The controls are pretty straightforward. You will roll along in the middle of the screen, but the boost button revs the engine for a little more speed. It's important to use it at the right time to keep ahead of zombies, but not to get yourself in trouble. If you run into something solid, you're done. You steer by sliding your finger up and down the right or left edge of the screen -- I prefer the left, but it's your call.
So you have to zip through the streets, avoiding burned out cars and (if you want) running over zombies. You get points for taking out zombies, but they slow you down. That's a problem because the faster undead will be coming up from behind. You can either shoot them or just steer them into cars as they chase after you with single-minded hunger. You'll want to watch your ammo, though. You have unlimited reloads, but it takes time. If a boss zombie shows up while you're empty, things will get ugly.
This is a free-to-play title, and you know what that means. You can spend a few bucks to get ahead early, or just grind for a bit and level up. As you gain experience and cash, you'll get access to more gear and locations. However, it's not actually a bad setup. There is only one type of currency in the game, so you don't have to pay real money for everything worth having.
Visually, Dead Ahead is more fun in practice than it might appear in screenshots. It has a pixel art look, but the animations are very polished. It's not just retro looking because that's easier, it seems to be intentionally replicating a classic look with a more modern game engine. I get the same vibe from Dead Ahead that I do from Star Command, which is a good thing. This game is definitely worth checking out.
If you are easily frustrated, you might want to move along -- Savant - Ascent is not messing around. This is an action shooter with simple controls and a steep learning curve. Savant is trying to reclaim his tower in this game, and to do so he has to climb to the top of it. You can't take your eyes off this game while you're playing it or you're as good as dead.
Savant - Ascent is very easy to get into. All you have to do is aim with the thumbstick in the lower right to fire, and use the dodge button to move your character between two different pre-defined locations -- then just kill everything. Along the way, you will unlock more powers by picking up pieces of golden CDs. Why CDs? They unlock new bits of the soundtrack as well. The new powers will add a few buttons to the screen, but most of the game is still shooting and dodging.
You can only take three hits before it's lights out, but some item drops can refill your life or make you temporarily invulnerable. If you die, you'll start back at the last level you reached, which are fairly long. I had to play the first one five or six times to beat it.
The main danger is that the floating enemies will swoop in from an unexpected angle and do damage while you're busily shooting a different baddie. The game warns you of incoming threats with a red arrow at the edge of the screen. If you see that, you'll need to either dodge, or redirect your fire. It might take a little time to get used to.
Visually, Savant is really neat. It has an interesting mix of detailed static backgrounds and flashy lighting effects. While the graphics are nice, the soundtrack is even better. It has a sort of dubstep feel, but even if you're not into that the tracks just work really well with the gameplay. I find myself playing it just for the tunes sometimes.

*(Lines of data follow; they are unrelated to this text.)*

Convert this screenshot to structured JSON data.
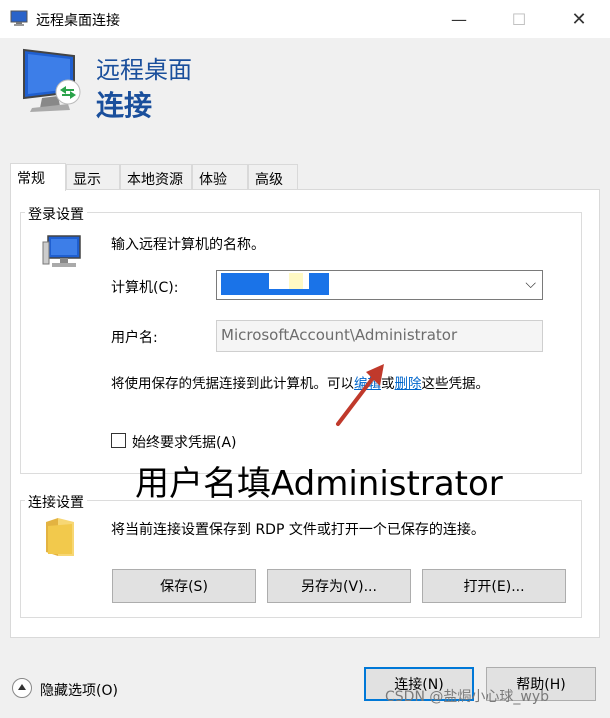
{
  "window": {
    "title": "远程桌面连接"
  },
  "banner": {
    "line1": "远程桌面",
    "line2": "连接"
  },
  "tabs": [
    {
      "label": "常规"
    },
    {
      "label": "显示"
    },
    {
      "label": "本地资源"
    },
    {
      "label": "体验"
    },
    {
      "label": "高级"
    }
  ],
  "login": {
    "group_title": "登录设置",
    "prompt": "输入远程计算机的名称。",
    "computer_label": "计算机(C):",
    "computer_value": "",
    "username_label": "用户名:",
    "username_value": "MicrosoftAccount\\Administrator",
    "saved_text_before": "将使用保存的凭据连接到此计算机。可以",
    "edit_link": "编辑",
    "or_text": "或",
    "delete_link": "删除",
    "saved_text_after": "这些凭据。",
    "always_ask_label": "始终要求凭据(A)"
  },
  "annotation": {
    "text": "用户名填Administrator",
    "color": "#c0392b"
  },
  "connection": {
    "group_title": "连接设置",
    "description": "将当前连接设置保存到 RDP 文件或打开一个已保存的连接。",
    "save": "保存(S)",
    "save_as": "另存为(V)...",
    "open": "打开(E)..."
  },
  "footer": {
    "hide_options": "隐藏选项(O)",
    "connect": "连接(N)",
    "help": "帮助(H)",
    "watermark": "CSDN @盐焗小心球_wyb"
  }
}
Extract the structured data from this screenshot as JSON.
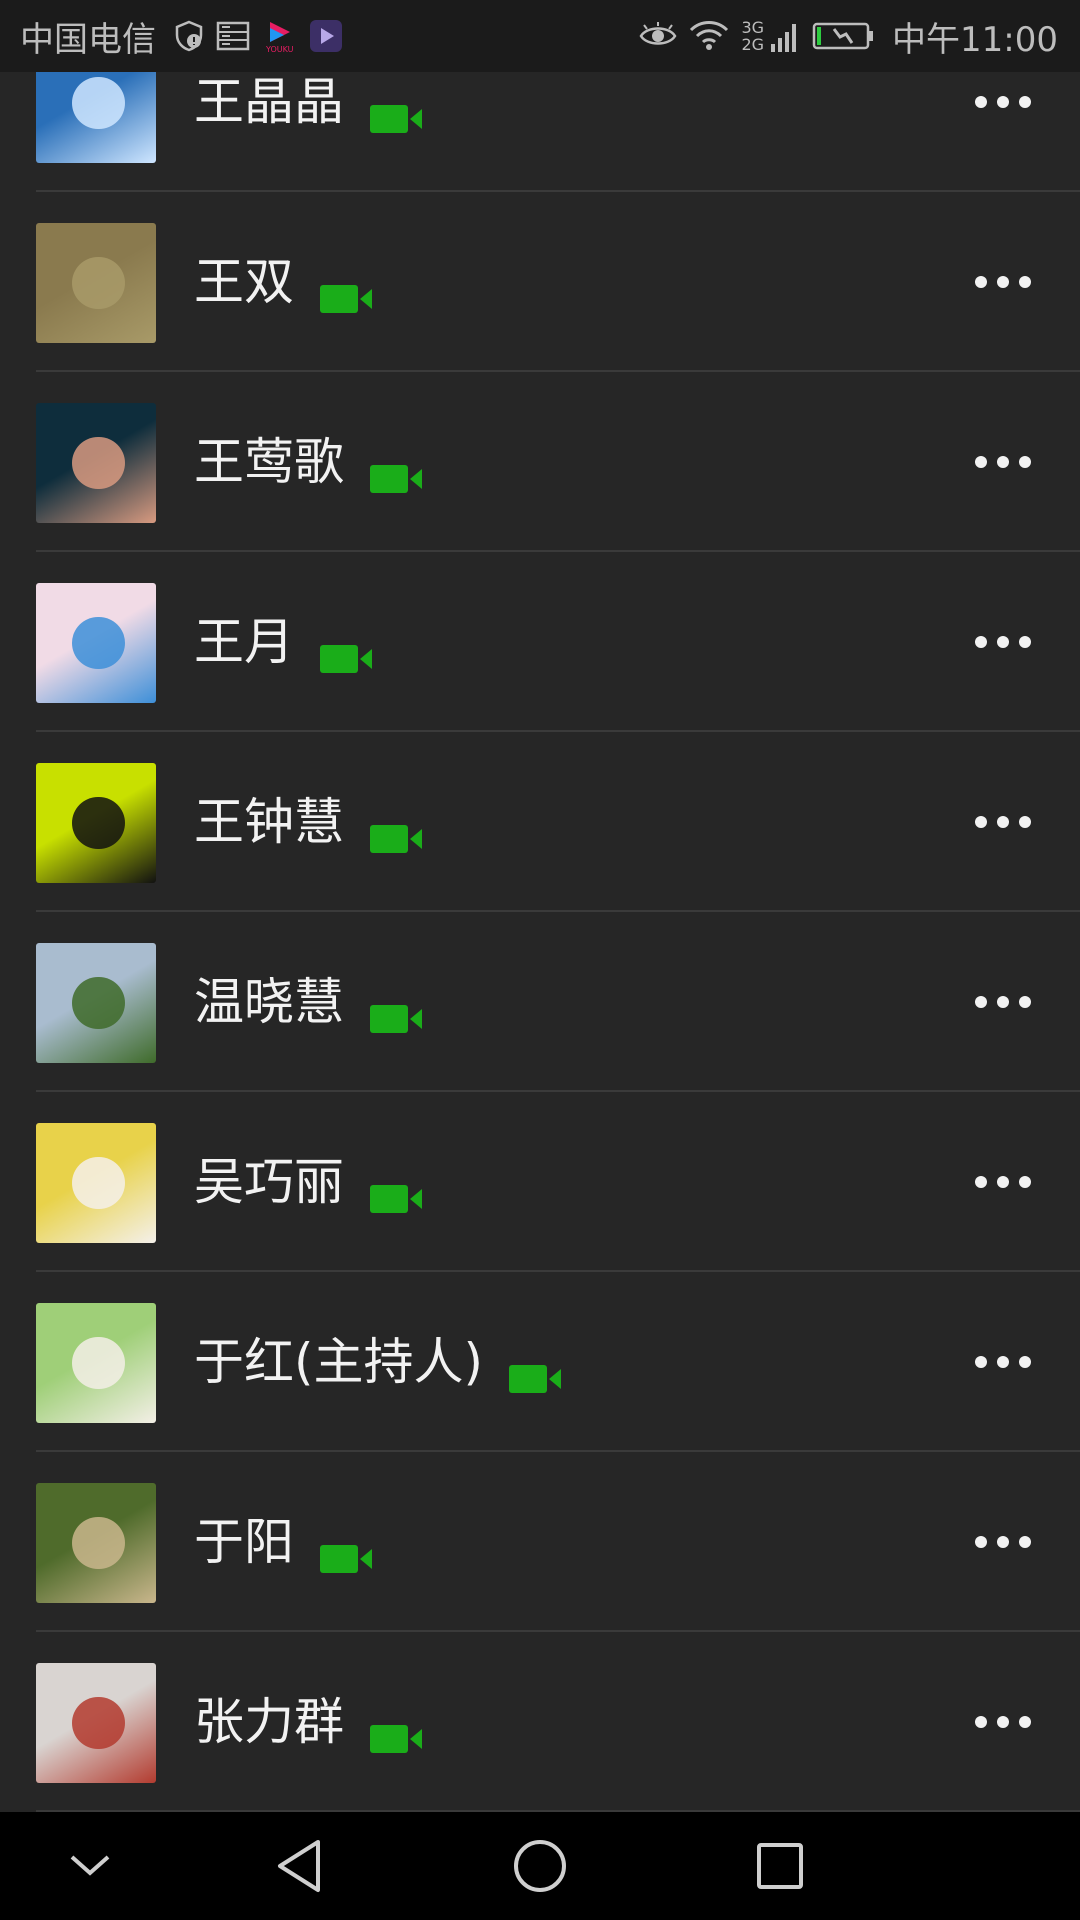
{
  "status_bar": {
    "carrier": "中国电信",
    "network_top": "3G",
    "network_bottom": "2G",
    "time": "中午11:00",
    "icons": [
      "shield-check-icon",
      "storage-icon",
      "youku-app-icon",
      "video-player-app-icon",
      "eye-icon",
      "wifi-icon",
      "signal-icon",
      "battery-charging-icon"
    ]
  },
  "contacts": [
    {
      "name": "王晶晶",
      "avatar": "sky-sun-avatar",
      "avatar_colors": [
        "#2a6fb8",
        "#cfe6ff"
      ]
    },
    {
      "name": "王双",
      "avatar": "grass-shadow-avatar",
      "avatar_colors": [
        "#8a7a4e",
        "#a89a68"
      ]
    },
    {
      "name": "王莺歌",
      "avatar": "fingers-hat-avatar",
      "avatar_colors": [
        "#0e2d3c",
        "#d89a80"
      ]
    },
    {
      "name": "王月",
      "avatar": "doraemon-avatar",
      "avatar_colors": [
        "#f1dbe6",
        "#3d8fd8"
      ]
    },
    {
      "name": "王钟慧",
      "avatar": "cartoon-girl-avatar",
      "avatar_colors": [
        "#c8e000",
        "#111111"
      ]
    },
    {
      "name": "温晓慧",
      "avatar": "sunflower-field-avatar",
      "avatar_colors": [
        "#a9bccf",
        "#3f6b2a"
      ]
    },
    {
      "name": "吴巧丽",
      "avatar": "kitten-flower-avatar",
      "avatar_colors": [
        "#e8d24a",
        "#f4f0ea"
      ]
    },
    {
      "name": "于红(主持人)",
      "avatar": "woman-white-dress-avatar",
      "avatar_colors": [
        "#9fcf78",
        "#f3efe6"
      ]
    },
    {
      "name": "于阳",
      "avatar": "tree-street-avatar",
      "avatar_colors": [
        "#4f6b2b",
        "#c9b68c"
      ]
    },
    {
      "name": "张力群",
      "avatar": "costume-woman-avatar",
      "avatar_colors": [
        "#d9d4d1",
        "#b33b2f"
      ]
    }
  ],
  "colors": {
    "accent_green": "#1aad19",
    "background": "#262626",
    "divider": "#3a3a3a"
  },
  "nav_bar": {
    "buttons": [
      "collapse-down-icon",
      "back-icon",
      "home-icon",
      "recents-icon"
    ]
  }
}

There isn't a huge amount of content in the game just yet, though the developer says more levels and powers are coming. As it stands now, you can burn through the game in about 5 minutes if you get really good at it. The game feels a little meatier than it might actually be because it takes time to power through the very challenging gameplay. It's definitely worth $1.99 -- I can't stop playing it in my head. The ending will also make you chuckle.